[Items from an interface collection]

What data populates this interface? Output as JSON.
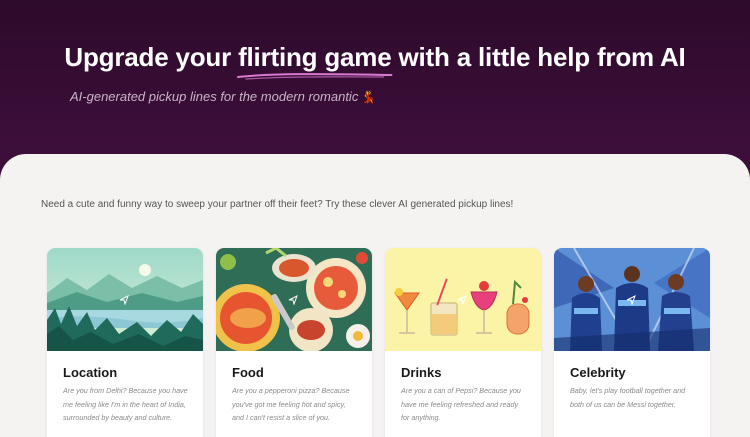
{
  "hero": {
    "title_before": "Upgrade your ",
    "title_highlight": "flirting game",
    "title_after": " with a little help from AI",
    "subtitle": "AI-generated pickup lines for the modern romantic",
    "subtitle_emoji": "💃",
    "accent_color": "#d97ad1"
  },
  "intro": "Need a cute and funny way to sweep your partner off their feet? Try these clever AI generated pickup lines!",
  "cards": [
    {
      "title": "Location",
      "image_icon": "lake-landscape-icon",
      "text": "Are you from Delhi? Because you have me feeling like I'm in the heart of India, surrounded by beauty and culture."
    },
    {
      "title": "Food",
      "image_icon": "food-plates-icon",
      "text": "Are you a pepperoni pizza? Because you've got me feeling hot and spicy, and I can't resist a slice of you."
    },
    {
      "title": "Drinks",
      "image_icon": "cocktails-icon",
      "text": "Are you a can of Pepsi? Because you have me feeling refreshed and ready for anything."
    },
    {
      "title": "Celebrity",
      "image_icon": "football-players-icon",
      "text": "Baby, let's play football together and both of us can be Messi together."
    }
  ]
}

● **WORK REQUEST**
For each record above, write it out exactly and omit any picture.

● **RESULT OF THIS EXERCISE**
What data populates this interface? Output as JSON.
{
  "hero": {
    "title_before": "Upgrade your ",
    "title_highlight": "flirting game",
    "title_after": " with a little help from AI",
    "subtitle": "AI-generated pickup lines for the modern romantic",
    "subtitle_emoji": "💃",
    "accent_color": "#d97ad1"
  },
  "intro": "Need a cute and funny way to sweep your partner off their feet? Try these clever AI generated pickup lines!",
  "cards": [
    {
      "title": "Location",
      "image_icon": "lake-landscape-icon",
      "text": "Are you from Delhi? Because you have me feeling like I'm in the heart of India, surrounded by beauty and culture."
    },
    {
      "title": "Food",
      "image_icon": "food-plates-icon",
      "text": "Are you a pepperoni pizza? Because you've got me feeling hot and spicy, and I can't resist a slice of you."
    },
    {
      "title": "Drinks",
      "image_icon": "cocktails-icon",
      "text": "Are you a can of Pepsi? Because you have me feeling refreshed and ready for anything."
    },
    {
      "title": "Celebrity",
      "image_icon": "football-players-icon",
      "text": "Baby, let's play football together and both of us can be Messi together."
    }
  ]
}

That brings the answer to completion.